[The data]
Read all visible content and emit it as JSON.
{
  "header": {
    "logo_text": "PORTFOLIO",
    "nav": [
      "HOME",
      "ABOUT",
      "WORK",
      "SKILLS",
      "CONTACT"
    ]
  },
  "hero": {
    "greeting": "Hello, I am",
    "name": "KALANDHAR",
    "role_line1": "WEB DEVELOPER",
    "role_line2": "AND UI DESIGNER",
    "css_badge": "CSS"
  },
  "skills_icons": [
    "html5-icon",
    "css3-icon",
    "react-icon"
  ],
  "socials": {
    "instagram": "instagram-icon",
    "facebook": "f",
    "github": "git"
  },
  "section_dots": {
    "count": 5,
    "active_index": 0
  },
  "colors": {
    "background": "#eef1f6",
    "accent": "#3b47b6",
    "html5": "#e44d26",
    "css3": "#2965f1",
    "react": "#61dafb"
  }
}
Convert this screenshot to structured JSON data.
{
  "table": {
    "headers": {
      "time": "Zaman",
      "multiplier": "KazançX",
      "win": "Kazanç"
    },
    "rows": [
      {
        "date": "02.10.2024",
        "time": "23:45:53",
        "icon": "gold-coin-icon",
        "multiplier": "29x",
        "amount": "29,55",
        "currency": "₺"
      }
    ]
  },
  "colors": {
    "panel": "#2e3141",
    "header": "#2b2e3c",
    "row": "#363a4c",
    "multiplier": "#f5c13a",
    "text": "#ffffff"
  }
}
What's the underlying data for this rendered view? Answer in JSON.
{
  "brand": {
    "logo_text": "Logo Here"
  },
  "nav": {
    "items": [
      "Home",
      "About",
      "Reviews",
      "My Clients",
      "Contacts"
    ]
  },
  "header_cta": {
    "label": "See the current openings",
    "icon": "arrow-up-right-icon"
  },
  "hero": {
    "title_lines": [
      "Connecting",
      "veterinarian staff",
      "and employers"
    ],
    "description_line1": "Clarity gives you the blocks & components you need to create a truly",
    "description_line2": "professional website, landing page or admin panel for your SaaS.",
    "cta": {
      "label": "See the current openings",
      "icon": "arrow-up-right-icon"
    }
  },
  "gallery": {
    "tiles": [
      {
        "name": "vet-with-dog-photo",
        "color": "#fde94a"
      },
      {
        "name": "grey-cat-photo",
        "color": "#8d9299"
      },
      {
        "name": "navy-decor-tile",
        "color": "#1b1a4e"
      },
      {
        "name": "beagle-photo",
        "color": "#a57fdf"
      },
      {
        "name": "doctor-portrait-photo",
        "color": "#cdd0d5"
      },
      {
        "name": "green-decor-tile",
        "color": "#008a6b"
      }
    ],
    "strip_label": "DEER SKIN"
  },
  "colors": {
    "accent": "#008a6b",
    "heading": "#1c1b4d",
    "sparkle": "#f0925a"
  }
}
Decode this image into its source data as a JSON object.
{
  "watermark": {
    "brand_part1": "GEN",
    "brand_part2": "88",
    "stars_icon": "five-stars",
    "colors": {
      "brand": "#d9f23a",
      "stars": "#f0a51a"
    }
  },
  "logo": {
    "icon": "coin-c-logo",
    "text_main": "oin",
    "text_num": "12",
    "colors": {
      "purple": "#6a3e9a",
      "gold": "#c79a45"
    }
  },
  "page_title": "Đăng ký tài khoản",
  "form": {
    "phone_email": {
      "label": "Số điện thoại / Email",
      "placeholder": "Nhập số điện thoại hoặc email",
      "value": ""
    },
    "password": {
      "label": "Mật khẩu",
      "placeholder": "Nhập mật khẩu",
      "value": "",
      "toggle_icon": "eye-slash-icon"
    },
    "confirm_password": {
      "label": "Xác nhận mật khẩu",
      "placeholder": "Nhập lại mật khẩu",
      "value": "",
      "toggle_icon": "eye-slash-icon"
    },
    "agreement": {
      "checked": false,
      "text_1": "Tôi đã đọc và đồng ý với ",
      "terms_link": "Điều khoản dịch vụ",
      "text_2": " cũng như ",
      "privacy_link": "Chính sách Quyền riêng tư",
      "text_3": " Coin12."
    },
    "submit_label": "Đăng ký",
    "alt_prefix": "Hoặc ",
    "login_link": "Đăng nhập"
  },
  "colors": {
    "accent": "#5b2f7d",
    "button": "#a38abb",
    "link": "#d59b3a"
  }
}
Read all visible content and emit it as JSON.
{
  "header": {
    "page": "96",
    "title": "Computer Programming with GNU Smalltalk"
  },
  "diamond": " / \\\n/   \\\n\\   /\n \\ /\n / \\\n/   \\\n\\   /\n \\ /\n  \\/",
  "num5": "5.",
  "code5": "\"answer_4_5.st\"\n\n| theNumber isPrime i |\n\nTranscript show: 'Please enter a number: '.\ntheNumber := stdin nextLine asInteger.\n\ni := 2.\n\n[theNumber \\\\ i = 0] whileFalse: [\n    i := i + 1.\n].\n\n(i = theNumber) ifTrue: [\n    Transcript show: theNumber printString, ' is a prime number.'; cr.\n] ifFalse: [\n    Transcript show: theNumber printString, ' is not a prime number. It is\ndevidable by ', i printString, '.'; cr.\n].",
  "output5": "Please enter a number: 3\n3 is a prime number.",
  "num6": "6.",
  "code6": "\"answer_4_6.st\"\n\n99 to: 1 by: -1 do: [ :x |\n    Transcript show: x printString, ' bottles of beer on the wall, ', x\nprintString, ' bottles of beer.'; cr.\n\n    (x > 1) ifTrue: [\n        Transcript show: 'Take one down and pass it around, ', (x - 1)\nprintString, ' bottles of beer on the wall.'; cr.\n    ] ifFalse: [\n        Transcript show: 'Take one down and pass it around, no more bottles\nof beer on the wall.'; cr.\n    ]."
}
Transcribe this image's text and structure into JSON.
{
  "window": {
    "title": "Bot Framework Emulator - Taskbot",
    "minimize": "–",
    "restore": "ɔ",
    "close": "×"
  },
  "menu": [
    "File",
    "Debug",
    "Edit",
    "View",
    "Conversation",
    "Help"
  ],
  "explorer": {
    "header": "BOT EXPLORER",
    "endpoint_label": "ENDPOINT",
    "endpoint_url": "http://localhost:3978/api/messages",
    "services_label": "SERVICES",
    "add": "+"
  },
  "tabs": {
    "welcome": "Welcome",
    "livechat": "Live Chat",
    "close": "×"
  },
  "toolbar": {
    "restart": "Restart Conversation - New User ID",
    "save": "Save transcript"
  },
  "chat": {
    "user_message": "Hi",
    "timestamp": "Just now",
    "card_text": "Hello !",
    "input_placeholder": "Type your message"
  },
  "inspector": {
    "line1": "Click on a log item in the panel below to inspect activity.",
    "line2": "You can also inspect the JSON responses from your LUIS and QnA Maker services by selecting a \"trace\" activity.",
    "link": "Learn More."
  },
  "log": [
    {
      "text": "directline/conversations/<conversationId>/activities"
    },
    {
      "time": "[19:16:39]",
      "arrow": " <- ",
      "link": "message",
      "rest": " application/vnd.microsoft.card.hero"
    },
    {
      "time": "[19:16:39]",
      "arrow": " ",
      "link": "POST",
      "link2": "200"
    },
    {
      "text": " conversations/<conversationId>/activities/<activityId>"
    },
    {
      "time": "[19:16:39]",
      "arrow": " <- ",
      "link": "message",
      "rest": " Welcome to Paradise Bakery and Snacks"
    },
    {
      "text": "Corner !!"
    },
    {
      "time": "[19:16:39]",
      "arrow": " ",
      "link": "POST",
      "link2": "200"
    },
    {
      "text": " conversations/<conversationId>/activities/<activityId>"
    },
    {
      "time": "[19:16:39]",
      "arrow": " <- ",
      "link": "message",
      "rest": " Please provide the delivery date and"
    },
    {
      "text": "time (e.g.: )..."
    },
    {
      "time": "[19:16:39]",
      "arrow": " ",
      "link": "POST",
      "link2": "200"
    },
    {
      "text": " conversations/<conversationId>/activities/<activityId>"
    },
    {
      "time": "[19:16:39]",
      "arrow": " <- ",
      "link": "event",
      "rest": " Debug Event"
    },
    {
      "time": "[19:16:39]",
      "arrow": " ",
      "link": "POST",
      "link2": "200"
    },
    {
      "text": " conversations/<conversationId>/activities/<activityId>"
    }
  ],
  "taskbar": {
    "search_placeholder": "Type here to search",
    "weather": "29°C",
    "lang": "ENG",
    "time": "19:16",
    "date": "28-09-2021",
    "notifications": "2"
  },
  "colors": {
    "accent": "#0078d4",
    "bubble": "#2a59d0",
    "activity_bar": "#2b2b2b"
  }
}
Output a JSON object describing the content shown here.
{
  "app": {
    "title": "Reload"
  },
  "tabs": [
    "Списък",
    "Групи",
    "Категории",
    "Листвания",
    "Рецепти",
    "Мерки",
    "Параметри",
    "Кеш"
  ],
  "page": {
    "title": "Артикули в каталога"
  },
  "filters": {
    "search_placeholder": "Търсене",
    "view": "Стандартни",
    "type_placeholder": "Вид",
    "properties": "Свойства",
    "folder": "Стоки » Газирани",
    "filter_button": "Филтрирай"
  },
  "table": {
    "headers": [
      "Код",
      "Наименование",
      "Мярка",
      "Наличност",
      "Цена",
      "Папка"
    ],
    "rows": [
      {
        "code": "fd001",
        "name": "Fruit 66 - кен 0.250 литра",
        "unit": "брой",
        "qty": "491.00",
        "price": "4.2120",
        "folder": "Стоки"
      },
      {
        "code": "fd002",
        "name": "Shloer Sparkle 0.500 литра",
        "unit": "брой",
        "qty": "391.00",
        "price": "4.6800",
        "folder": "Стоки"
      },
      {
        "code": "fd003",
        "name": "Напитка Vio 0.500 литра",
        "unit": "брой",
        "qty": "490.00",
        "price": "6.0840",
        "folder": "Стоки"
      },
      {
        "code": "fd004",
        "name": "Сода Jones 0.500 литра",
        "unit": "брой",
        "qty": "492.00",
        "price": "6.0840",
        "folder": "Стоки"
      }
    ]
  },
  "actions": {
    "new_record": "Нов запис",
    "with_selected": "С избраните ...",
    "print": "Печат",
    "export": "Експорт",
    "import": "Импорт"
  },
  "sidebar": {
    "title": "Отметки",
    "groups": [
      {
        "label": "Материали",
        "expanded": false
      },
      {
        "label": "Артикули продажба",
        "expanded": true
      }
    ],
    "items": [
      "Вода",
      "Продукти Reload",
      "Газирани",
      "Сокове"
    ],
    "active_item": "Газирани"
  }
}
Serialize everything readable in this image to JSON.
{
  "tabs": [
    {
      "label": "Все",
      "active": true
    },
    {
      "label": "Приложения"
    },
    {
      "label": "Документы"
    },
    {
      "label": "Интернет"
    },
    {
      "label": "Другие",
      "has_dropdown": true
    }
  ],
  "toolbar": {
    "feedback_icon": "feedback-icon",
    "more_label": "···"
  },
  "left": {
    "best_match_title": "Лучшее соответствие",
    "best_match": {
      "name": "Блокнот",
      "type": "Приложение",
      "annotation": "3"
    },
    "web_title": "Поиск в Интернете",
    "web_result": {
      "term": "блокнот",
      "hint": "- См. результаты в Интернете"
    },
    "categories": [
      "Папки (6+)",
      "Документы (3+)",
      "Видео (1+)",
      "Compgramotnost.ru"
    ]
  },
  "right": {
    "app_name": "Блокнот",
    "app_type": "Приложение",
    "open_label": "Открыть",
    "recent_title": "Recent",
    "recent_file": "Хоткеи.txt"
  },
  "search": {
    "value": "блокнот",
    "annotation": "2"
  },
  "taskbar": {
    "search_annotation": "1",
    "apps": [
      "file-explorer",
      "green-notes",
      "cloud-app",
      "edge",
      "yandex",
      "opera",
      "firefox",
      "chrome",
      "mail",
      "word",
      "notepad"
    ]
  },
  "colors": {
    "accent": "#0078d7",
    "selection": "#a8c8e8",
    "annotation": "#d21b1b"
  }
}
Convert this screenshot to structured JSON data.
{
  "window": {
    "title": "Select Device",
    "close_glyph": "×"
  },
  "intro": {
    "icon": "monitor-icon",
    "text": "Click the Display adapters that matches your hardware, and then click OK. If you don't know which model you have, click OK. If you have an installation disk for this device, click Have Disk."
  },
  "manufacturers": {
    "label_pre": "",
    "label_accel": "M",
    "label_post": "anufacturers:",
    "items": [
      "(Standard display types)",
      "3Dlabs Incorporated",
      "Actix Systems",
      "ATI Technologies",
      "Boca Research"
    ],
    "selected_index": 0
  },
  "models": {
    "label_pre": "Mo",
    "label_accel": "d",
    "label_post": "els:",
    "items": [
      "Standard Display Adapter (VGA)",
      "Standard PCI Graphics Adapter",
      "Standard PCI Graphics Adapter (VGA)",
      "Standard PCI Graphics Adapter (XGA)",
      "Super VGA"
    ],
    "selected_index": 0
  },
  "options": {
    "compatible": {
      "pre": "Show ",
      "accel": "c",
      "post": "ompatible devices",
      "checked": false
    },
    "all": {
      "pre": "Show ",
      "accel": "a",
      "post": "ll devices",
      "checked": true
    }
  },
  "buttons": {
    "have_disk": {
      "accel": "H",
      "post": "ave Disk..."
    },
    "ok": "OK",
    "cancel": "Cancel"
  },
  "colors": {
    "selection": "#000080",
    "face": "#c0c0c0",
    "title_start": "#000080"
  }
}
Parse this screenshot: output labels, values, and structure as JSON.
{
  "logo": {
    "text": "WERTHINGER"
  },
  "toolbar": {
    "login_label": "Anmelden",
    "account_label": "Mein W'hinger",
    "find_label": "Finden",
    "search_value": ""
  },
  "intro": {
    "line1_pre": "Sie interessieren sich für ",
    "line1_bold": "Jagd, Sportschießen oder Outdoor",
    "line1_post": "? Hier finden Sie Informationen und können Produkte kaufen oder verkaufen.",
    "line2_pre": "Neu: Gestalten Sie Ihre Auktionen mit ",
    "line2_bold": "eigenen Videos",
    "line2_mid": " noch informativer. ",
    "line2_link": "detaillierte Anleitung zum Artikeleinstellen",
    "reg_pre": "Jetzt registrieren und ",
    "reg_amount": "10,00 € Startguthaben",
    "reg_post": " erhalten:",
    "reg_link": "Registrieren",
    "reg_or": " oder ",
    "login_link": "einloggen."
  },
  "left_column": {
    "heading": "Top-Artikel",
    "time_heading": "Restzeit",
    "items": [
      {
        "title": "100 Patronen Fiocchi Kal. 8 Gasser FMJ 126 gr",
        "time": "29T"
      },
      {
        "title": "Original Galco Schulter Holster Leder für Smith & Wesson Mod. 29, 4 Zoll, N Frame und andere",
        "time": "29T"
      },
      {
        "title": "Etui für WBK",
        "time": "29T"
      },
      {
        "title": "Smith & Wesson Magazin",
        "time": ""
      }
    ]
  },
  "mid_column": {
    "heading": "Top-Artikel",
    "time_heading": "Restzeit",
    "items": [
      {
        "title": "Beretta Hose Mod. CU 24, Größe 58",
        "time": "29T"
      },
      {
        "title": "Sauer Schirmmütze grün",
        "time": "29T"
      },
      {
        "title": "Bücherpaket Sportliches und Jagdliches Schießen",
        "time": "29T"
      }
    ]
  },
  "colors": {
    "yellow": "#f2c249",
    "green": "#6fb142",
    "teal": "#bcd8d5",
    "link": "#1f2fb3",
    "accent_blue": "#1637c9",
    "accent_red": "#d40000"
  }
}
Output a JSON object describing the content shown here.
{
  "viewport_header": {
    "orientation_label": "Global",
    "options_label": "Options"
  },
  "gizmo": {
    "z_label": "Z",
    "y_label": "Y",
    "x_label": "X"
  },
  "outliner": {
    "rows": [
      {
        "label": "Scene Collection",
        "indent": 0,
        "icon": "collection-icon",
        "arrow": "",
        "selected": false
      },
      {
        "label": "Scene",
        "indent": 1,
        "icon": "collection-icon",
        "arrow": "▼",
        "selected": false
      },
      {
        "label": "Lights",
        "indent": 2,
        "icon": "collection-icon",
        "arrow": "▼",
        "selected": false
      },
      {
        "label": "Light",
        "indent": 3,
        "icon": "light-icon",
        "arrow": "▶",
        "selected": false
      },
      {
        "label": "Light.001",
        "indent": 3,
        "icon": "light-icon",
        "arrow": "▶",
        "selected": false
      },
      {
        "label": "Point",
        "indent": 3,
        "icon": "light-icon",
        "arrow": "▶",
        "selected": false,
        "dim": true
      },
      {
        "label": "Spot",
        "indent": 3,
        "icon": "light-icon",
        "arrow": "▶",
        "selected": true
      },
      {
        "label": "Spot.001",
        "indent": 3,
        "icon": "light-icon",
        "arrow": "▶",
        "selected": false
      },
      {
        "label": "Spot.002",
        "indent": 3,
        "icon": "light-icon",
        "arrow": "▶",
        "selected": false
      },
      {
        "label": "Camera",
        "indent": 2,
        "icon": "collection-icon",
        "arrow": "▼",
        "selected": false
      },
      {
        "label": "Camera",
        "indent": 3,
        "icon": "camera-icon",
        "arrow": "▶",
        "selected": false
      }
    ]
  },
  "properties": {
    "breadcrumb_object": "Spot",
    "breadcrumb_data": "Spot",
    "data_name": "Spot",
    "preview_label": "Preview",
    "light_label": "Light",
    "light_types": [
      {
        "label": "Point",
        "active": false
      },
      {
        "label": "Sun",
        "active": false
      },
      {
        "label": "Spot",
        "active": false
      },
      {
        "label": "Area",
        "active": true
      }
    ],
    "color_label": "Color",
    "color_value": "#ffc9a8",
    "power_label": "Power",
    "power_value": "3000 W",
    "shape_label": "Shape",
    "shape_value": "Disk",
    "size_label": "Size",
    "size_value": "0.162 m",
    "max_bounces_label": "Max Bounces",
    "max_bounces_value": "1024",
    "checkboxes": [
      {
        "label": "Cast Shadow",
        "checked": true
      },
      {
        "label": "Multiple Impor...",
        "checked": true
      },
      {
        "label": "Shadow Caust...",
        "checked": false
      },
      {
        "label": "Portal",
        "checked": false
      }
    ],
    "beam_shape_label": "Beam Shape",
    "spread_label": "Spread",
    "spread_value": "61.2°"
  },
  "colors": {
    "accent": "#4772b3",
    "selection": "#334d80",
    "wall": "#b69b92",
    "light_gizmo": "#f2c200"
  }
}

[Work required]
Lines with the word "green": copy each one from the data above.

[Result of the exercise]
        "name": "green-decor-tile",
      "green-notes",
    "green": "#6fb142",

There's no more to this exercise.